Wittels has had an impressive run and I hope it continues. Even Robin Ventura is rooting for Wittels.
Odds of breaking record: 25 percent
From 1953 to 1957, the Oklahoma Sooners had perhaps the most impressive run in college sports. During that span, the football team won two national championships and 47 consecutive games. No team has ever come close to Oklahoma's record until now.
Boise State has been dominating the WAC for the last two years and is beginning to garner a national reputation. Under the leadership of Chris Petersen, the team has won 28 consecutive football games, going undefeated in both the 2008 and 2009 seasons.
This season the team has a chance to go undefeated once again, as long as it defeats Virginia Tech in its first game of the season.
People say "the third time's the charm," and a third perfect season will put the team only five wins away from those historic Sooners.
Odds of breaking record: 10 percent
Dan Marino is one of the most prolific quarterbacks in NFL history. In his 17-year career with the Miami Dolphins, Marino passed for over 60,000 yards and threw 420 touchdowns. In addition, Marino had 13 400-yard games, six more than any other player.
If anyone has a chance to break this record it might be Peyton Manning. Manning only has six 400-yard games but is playing the best football of his career.
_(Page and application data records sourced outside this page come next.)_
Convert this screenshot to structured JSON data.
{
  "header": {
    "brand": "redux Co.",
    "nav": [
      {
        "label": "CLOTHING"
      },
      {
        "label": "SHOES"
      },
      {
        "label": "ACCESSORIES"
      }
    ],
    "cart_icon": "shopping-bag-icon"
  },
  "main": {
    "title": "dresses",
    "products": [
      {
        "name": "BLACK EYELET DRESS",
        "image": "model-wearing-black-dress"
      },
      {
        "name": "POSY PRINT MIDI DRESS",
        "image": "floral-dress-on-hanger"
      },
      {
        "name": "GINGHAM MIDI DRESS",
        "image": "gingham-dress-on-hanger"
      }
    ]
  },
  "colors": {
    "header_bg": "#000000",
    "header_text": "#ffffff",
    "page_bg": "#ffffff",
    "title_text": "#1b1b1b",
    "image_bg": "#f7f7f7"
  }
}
The Colts also have a great receiving core led by Dallas Clark and Reggie Wayne.
If Manning stays healthy and continues to play at his best, he may pass Marino in three to five years.
Odds of breaking record: 30 percent
In 1930, Hack Wilson drove in 191 runs for the Chicago Cubs. Wilson's feat was remarkable and many had doubts that any player would ever come close.
Eighty years later, players are getting closer than ever. To have a chance at breaking it, a player must play for a winning team and have a lot of power.
Two players who fit the bill are Ryan Howard and Alex Rodriguez. Both have had 145+ RBI seasons, and they play for two of the best teams in baseball. If either one gets hot for a long period of time, they'll accumulate a lot of hits and RBIs.
I think Wilson will hold onto his record, but if players keep improving, there may be a new record holder 20 to 30 years down the line.
Odds of either breaking the record: Three percent
Currently, Reggie Miller holds the NBA Record for three-pointers made.
Throughout his career, Miller made 2,560 three-point shots and averaged approximately two three's a game.
Sitting at number two on the all-time list is Ray Allen. Allen is less than 125 three-point shots away from Miller (2,444) and has a great chance to be the new record holder.
Since Allen is so close to Miller, many people are probably wondering why I'm classifying this as a nearly impossible record.
Well, after Ray Allen, the next person on the list has less than 1,800 three-pointers made, a difference of well over 600.
Chance of Allen breaking record: 80 percent